Find the number of lines containing the string "gamma" in the data. Answer with the number by itself.

INFORMATION SHOWN section start

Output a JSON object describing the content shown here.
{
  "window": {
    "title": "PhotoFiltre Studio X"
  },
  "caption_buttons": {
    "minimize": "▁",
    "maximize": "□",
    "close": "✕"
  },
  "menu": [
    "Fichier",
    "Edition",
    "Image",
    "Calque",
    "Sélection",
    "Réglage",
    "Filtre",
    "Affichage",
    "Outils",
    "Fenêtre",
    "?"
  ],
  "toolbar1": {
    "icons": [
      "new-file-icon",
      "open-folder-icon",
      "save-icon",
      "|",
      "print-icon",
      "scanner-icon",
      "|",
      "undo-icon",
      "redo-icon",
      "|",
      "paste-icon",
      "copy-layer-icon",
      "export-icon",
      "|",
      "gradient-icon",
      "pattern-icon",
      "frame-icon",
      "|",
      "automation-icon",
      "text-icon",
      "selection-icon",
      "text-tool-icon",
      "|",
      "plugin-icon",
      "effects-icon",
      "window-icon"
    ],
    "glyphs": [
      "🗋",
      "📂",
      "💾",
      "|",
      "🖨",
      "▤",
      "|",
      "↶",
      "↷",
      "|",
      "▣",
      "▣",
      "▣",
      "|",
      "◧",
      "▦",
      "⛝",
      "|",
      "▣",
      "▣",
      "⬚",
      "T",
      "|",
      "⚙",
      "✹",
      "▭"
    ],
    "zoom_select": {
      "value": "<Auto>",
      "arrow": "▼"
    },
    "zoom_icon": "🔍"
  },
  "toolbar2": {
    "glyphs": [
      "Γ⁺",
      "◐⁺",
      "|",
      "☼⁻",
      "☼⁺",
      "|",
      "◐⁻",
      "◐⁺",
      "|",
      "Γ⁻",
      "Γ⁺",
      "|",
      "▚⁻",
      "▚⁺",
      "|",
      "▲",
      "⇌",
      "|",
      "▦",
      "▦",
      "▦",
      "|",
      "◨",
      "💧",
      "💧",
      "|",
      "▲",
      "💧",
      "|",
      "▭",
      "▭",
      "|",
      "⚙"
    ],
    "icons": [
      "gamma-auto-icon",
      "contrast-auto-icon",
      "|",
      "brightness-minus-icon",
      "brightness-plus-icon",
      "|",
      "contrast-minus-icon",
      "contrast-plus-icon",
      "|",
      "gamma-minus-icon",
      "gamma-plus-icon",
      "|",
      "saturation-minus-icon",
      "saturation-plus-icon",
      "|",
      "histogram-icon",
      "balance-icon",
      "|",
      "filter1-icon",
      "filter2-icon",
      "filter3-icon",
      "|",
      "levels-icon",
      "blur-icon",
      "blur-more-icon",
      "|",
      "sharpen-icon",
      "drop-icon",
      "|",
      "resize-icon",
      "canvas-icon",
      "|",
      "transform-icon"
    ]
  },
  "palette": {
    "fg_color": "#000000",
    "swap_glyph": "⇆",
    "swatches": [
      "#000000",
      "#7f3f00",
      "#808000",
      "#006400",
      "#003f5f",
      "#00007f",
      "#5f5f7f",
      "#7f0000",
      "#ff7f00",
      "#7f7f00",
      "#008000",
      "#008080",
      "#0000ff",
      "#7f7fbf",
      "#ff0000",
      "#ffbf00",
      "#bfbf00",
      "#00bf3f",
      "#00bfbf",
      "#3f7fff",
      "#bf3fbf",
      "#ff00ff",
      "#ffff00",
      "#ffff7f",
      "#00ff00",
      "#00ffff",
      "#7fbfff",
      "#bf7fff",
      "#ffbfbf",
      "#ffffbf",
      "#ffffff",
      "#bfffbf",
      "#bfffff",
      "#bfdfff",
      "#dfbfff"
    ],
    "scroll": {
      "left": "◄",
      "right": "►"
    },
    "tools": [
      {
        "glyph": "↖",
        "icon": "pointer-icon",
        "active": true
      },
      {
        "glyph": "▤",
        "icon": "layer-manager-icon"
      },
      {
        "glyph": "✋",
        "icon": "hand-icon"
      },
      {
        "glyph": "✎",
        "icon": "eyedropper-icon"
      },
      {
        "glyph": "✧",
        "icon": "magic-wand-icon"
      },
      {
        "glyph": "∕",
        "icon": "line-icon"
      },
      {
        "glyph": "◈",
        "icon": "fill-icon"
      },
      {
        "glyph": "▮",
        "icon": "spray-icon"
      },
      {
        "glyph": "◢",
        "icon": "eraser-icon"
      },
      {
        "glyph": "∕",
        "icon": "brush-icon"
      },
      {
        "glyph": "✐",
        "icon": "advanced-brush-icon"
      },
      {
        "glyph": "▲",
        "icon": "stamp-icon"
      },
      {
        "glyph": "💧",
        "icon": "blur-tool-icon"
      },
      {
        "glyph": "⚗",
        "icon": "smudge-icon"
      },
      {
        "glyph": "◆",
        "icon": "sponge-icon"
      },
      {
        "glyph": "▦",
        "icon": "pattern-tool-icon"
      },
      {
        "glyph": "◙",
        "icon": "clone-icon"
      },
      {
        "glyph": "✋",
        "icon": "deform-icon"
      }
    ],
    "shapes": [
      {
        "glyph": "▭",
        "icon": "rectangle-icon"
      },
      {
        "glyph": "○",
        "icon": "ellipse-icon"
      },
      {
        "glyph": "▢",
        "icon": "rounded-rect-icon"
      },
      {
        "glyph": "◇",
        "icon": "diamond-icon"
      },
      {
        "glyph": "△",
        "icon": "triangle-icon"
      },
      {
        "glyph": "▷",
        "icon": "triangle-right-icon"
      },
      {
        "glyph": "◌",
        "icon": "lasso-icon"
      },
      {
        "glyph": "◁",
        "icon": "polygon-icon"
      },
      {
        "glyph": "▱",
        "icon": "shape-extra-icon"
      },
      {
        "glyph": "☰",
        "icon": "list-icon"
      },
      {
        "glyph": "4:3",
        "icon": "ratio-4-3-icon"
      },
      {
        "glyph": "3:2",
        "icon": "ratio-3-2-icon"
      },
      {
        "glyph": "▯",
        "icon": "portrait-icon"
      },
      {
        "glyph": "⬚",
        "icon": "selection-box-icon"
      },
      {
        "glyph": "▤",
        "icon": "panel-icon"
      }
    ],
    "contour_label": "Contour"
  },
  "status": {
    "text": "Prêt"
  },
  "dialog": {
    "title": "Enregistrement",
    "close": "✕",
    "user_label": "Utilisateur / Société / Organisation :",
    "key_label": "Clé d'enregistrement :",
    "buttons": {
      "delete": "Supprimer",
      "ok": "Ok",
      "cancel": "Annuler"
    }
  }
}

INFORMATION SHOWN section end

RESULT FOR THIS EXERCISE:
3